Richard P. Feynman (1918-1988) was a professor at Cornell University and CalTech and received the Nobel Prize for physics in 1965. In 1986 he served with distinction on the Rogers Commission investigating the space shuttle Challenger disaster. Ralph Leighton lives in northern California.
Roughly half of these 21 short, colloquial essays deal with Feynman's firsthand investigaton of the Challenger space-shuttle disaster. He casts himself in the role of intrepid detective, and the first-person singular pronoun keeps intruding on the worthwhile things he has to say about flight safety and lack of communication within NASA. An appendix offers his chilling technical observations on the shuttle's reliability or lack of it. The remaining pieces are mostly a blur of international conferences, purveying slight anecdotes. But two essays touch genuine depths of feeling: his tribute to his father, who taught him to cultivate a sense of wonder, and his account of his love affair with his first wife (who died). In this posthumous miscellany, theoretical physicist Feynman displays only sporadically the adventurousness that captivated readers of Surely You're Joking, Mr. Feynman. (October)
Following the success of the late Nobel laureate's first commercial book, Surely You're Joking, Mr. Feynman (1984), this second was perhaps an inevitability.

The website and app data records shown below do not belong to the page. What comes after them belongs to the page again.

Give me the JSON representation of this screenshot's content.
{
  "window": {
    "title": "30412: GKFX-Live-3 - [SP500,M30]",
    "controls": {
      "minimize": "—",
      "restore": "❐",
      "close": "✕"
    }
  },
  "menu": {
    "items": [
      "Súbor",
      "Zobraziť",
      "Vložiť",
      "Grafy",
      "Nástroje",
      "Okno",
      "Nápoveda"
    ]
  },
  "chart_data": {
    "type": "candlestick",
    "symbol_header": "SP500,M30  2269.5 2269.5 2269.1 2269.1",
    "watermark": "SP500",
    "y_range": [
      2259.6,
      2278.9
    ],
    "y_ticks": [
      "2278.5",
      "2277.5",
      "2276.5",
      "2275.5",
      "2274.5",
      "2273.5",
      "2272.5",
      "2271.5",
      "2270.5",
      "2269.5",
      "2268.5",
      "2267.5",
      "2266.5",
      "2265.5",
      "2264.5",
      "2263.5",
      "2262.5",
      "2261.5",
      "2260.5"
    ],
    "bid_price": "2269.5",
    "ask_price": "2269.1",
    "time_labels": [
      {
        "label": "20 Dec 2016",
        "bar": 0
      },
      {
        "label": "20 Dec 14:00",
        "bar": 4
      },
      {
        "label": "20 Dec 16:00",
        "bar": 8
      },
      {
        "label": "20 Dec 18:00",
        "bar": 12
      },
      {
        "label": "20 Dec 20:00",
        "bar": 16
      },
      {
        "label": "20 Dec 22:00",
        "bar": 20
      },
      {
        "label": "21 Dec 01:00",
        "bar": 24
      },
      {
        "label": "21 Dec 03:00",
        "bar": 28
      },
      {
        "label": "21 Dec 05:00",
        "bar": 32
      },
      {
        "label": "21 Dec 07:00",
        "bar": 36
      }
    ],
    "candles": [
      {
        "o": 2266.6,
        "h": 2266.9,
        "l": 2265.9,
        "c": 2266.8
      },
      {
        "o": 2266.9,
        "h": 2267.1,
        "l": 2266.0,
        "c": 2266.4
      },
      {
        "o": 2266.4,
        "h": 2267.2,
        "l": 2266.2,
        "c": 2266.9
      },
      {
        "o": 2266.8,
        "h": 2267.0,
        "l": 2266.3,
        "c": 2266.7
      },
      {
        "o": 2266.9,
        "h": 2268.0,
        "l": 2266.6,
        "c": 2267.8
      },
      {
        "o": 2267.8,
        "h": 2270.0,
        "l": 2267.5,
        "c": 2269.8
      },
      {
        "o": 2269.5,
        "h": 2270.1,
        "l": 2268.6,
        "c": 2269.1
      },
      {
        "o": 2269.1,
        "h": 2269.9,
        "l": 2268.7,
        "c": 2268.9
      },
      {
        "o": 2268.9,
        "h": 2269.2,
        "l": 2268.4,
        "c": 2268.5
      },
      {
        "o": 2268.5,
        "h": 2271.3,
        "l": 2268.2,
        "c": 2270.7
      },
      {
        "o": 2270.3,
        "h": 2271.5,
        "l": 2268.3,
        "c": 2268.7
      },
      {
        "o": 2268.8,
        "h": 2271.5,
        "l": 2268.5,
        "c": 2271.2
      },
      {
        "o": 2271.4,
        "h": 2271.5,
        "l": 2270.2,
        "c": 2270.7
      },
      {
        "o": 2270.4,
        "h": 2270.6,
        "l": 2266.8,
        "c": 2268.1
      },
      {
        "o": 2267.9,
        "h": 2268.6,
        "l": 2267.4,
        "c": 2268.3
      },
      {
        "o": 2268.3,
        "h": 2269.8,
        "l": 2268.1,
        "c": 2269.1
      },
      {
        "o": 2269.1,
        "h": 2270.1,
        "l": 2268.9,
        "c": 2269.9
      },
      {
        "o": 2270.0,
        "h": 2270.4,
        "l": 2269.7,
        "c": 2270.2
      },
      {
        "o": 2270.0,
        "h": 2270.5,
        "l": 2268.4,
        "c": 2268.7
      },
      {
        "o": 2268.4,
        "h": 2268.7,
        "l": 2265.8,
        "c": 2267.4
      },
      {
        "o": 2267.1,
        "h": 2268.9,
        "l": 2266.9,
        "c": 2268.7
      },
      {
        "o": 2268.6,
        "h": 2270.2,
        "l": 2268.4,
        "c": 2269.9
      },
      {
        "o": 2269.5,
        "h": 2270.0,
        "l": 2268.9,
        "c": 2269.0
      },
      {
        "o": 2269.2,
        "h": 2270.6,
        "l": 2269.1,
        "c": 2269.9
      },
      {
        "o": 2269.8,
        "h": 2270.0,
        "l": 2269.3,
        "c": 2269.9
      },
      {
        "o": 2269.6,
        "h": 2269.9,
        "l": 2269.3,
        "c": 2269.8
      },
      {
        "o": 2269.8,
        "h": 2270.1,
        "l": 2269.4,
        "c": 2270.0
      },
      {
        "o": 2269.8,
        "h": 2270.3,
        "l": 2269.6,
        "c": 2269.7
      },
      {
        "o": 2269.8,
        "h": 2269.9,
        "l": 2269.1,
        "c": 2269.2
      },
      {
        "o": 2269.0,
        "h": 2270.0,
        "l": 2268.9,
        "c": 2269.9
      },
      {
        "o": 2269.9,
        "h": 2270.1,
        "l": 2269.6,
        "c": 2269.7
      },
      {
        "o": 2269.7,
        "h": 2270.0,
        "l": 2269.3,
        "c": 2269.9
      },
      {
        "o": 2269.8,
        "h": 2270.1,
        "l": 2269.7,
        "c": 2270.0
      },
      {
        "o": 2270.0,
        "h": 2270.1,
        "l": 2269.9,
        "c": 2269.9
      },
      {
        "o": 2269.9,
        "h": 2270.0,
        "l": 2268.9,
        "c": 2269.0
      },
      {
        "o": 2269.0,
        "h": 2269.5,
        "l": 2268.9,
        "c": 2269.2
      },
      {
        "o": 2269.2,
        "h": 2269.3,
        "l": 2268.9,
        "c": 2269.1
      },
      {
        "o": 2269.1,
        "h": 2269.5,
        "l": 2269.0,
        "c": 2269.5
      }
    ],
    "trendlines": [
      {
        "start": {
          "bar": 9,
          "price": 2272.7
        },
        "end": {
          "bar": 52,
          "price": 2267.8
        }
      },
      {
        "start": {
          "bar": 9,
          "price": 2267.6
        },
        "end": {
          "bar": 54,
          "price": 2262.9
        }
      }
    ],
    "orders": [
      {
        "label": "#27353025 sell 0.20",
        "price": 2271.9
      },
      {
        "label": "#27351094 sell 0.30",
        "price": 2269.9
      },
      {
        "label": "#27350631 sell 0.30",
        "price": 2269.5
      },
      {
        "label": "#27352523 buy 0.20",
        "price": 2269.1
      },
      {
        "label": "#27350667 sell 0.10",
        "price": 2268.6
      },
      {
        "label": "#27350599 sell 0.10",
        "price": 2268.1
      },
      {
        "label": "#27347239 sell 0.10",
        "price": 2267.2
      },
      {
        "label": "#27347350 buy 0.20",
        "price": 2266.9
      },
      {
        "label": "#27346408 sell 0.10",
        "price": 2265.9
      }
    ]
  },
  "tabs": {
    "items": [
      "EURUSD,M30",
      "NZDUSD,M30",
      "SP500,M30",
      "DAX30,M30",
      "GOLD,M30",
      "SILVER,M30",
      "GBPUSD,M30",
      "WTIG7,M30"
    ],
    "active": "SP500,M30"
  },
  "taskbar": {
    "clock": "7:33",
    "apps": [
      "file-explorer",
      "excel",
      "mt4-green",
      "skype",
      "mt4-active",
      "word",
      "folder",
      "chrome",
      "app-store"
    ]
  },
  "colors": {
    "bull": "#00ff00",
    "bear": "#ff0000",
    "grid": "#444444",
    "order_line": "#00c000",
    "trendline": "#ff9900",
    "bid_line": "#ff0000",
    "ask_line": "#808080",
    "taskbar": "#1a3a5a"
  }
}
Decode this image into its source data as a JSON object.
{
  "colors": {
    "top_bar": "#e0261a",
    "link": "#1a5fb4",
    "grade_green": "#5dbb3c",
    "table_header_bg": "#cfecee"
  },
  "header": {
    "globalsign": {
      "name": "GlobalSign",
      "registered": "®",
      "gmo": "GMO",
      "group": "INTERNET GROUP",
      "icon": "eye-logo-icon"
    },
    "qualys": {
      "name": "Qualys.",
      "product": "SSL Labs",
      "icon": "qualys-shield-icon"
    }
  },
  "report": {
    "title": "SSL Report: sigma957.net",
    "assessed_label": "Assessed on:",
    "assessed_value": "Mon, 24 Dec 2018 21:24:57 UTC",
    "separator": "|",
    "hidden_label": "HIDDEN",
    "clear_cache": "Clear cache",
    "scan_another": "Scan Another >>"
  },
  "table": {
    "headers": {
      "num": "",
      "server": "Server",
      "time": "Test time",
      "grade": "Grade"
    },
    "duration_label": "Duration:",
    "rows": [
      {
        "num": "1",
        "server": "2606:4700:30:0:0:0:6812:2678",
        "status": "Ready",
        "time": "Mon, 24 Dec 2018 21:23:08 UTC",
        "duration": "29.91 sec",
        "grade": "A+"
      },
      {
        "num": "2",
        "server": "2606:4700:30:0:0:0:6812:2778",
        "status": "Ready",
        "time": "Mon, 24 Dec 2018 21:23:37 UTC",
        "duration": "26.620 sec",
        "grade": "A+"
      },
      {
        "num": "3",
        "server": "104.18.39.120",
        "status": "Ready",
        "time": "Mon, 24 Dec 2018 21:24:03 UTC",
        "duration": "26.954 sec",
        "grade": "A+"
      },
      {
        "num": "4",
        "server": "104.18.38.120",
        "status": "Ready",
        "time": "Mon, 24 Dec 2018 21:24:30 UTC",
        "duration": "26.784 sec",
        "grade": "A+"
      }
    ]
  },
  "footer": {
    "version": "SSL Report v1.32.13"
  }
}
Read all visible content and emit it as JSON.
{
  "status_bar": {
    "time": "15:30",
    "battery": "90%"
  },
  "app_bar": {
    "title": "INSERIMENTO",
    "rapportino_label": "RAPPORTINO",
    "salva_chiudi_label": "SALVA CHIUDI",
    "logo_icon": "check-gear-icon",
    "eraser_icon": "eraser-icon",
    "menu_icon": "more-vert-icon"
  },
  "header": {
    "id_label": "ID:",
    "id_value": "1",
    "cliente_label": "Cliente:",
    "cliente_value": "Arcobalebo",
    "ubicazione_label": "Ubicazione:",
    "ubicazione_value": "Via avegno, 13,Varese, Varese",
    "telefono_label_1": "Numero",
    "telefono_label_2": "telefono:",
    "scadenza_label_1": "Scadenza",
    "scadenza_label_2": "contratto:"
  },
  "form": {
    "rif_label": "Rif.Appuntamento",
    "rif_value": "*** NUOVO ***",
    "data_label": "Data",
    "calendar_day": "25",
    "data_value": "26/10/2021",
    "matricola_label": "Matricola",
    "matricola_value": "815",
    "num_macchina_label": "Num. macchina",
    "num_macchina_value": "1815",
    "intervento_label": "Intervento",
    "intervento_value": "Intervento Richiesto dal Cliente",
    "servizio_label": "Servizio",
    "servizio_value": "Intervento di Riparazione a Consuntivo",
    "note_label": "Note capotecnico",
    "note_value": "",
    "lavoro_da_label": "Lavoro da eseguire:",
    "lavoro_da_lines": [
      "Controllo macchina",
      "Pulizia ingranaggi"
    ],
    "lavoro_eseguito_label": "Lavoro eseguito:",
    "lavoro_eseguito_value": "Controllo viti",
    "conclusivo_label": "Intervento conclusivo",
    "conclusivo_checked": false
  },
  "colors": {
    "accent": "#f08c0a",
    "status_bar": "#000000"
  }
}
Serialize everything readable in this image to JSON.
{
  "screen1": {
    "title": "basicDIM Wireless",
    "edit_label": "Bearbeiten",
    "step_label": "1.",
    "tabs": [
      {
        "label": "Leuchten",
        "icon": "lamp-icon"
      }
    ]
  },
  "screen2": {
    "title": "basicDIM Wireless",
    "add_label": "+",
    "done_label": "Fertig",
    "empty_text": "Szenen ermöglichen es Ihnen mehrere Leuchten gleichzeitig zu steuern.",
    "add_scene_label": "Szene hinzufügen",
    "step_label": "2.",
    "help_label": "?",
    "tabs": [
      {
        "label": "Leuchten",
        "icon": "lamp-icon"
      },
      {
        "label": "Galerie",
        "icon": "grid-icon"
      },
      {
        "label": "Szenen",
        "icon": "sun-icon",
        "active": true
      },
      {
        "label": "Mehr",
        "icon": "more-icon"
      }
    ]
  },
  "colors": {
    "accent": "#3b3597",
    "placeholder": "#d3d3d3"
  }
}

The book has problems, but it is worthwhile nonetheless. In general, the new anecdotes lack the wit, novelty, and outrageousness of those in the earlier work. The book's second half is the high point; it is topical, entertaining, and illuminating, and telells of Feynman's work on the Rogers Commission, which investigated the Challenger space shuttle disaster. Readers who bypass the first part, which is rife with unconnected tales, will be happy to find this in their libraries. Gregg Sapp, Idaho State Univ. Lib., Boise
"Feynman's voice echoes raw and direct through these pages." -- James Gleick - The New York Times Book Review